The nutritional and functional properties of millet protein are explored by the scientists and more research outputs are being awaited by future society. The higher protein content as well as an excellent aminoacids profile make the millets more popular. Millets will be recognized significantly if the true potential of their nutritive content is promoted around the world.
1. Amadou, I., Gounga, M. E., & Le, G. W. (2013). Millets: Nutritional composition, some health benefits and processing – A review. Emirates Journal of Food and Agriculture, 25(7), 501–508. https://doi.org/10.9755/ejfa.v25i7.12045
2. Chemistry, F. (2015). Seed protein of millets : amino acid composition , proteinase inhibitors and in-vitro protein digestibility Seed protein of millets : amino acid composition , proteinase inhibitors and in-vitro protein digestibility. 44(November), 2–7.

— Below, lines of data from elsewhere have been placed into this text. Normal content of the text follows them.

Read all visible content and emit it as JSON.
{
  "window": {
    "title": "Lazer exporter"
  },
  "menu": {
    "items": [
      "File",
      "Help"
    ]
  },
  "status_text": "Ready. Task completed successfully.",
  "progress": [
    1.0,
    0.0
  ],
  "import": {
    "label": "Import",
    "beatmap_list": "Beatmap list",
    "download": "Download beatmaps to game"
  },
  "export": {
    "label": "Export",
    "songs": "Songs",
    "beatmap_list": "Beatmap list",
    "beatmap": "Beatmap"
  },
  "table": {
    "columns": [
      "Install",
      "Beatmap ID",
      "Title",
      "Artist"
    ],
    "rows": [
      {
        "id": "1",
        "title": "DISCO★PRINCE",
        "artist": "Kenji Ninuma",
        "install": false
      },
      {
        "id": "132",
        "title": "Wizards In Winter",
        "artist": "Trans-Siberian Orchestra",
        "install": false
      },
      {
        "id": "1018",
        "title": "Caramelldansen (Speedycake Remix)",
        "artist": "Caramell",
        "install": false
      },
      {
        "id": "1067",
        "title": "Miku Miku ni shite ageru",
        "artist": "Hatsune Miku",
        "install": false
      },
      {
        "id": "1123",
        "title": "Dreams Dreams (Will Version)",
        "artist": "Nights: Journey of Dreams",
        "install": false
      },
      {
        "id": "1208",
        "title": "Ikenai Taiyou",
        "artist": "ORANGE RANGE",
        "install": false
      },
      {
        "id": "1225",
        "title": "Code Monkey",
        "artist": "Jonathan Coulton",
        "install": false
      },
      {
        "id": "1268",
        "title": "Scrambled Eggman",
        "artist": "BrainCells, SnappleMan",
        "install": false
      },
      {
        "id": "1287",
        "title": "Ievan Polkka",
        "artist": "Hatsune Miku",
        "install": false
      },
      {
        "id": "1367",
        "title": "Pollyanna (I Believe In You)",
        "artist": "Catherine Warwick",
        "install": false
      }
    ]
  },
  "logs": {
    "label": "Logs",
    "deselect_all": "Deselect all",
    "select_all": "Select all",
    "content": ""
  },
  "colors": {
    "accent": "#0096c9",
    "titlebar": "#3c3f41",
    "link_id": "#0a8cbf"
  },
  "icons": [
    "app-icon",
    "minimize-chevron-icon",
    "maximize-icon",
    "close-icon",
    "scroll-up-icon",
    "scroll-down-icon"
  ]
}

3. Gowda, N. A. N., Siliveru, K., Prasad, P. V. V., Bhatt, Y., Netravati, B. P., & Gurikar, C. (2022). Modern processing of Indian millets: a perspective on changes in nutritional properties. Foods, 11(4), 499.
4. HARDEN, M. L., STANALAND, R., BRILEY, M., & YANG, S. P. (1976). the Nutritional Quality of Proteins in Sorghum. Journal of Food Science, 41(5), 1082–1085. https://doi.org/10.1111/j.1365-2621.1976.tb14392.x
5. Jagati, P., Mahapatra, I., & Dash, D. (2021). Finger millet (Ragi) as an essential dietary supplement with key health benefits: A review. International Journal of Home Science, 7(2), 94–100. https://doi.org/10.22271/23957476.2021.v7.i2b.1152
6. Kalinova, J., & Moudry, J. (2006). Content and quality of protein in proso millet (Panicum miliaceum L.) varieties. Plant Foods for Human Nutrition, 61(1), 43–47.
7. Nambiar, V. S., Dhaduk, J. J., Sareen, N., Shahu, T., & Desai, R. (2011). Potential functional implications of pearl millet (Pennisetum glaucum) in health and disease. Journal of Applied Pharmaceutical Science, 1(10), 62–67.
8. Pontieri, P., & Del Giudice, L. (2015). Sorghum: A Novel and Healthy Food. In Encyclopedia of Food and Health (1st ed.). Elsevier Ltd. https://doi.org/10.1016/B978-0-12-384947-2.00637-1
9. Pujar, M., Gangaprasad, S., Govindaraj, M., Gangurde, S. S., Kanatti, A., & Kudapa, H. (2020). Genome-wide association study uncovers genomic regions associated with grain iron, zinc and protein content in pearl millet. Scientific Reports, 10(1), 1–15. https://doi.org/10.1038/s41598-020-76230-y
10. Sachdev, N., Goomer, S., & Singh, L. R. (2021). Foxtail millet: a potential crop to meet future demand scenario for alternative sustainable protein. Journal of the Science of Food and Agriculture, 101(3), 831–842.
11. Shobana, S., Krishnaswamy, K., Sudha, V., Malleshi, N. G., Anjana, R. M., Palaniappan, L., & Mohan, V. (2013). Finger millet (Ragi, Eleusine coracana L.): a review of its nutritional properties, processing, and plausible health benefits. Advances in Food and Nutrition Research, 69, 1–39.
12. Sood, S., Khulbe, R. K., Gupta, A. K., Agrawal, P. K., Upadhyaya, H. D., & Bhatt, J. C. (2015). Barnyard millet–a potential food and feed crop of future. Plant Breeding, 134(2), 135–147.
13. Sudharshana, L., Monteiro, P. V., & Ramachandra, G. (1988). Studies on the proteins of kodo millet (Paspalum scrobiculatum). Journal of the Science of Food and Agriculture, 42(4), 315–323.
About the Authors:
The views/opinions expressed by authors on this website solely reflect the author(s) and do not necessarily reflect the views/opinions of the Editors/Publisher. Neither the Editors nor the Publisher can be held responsible and liable for consequences that may arise on account of errors/omissions appearing in the Articles/Opinions.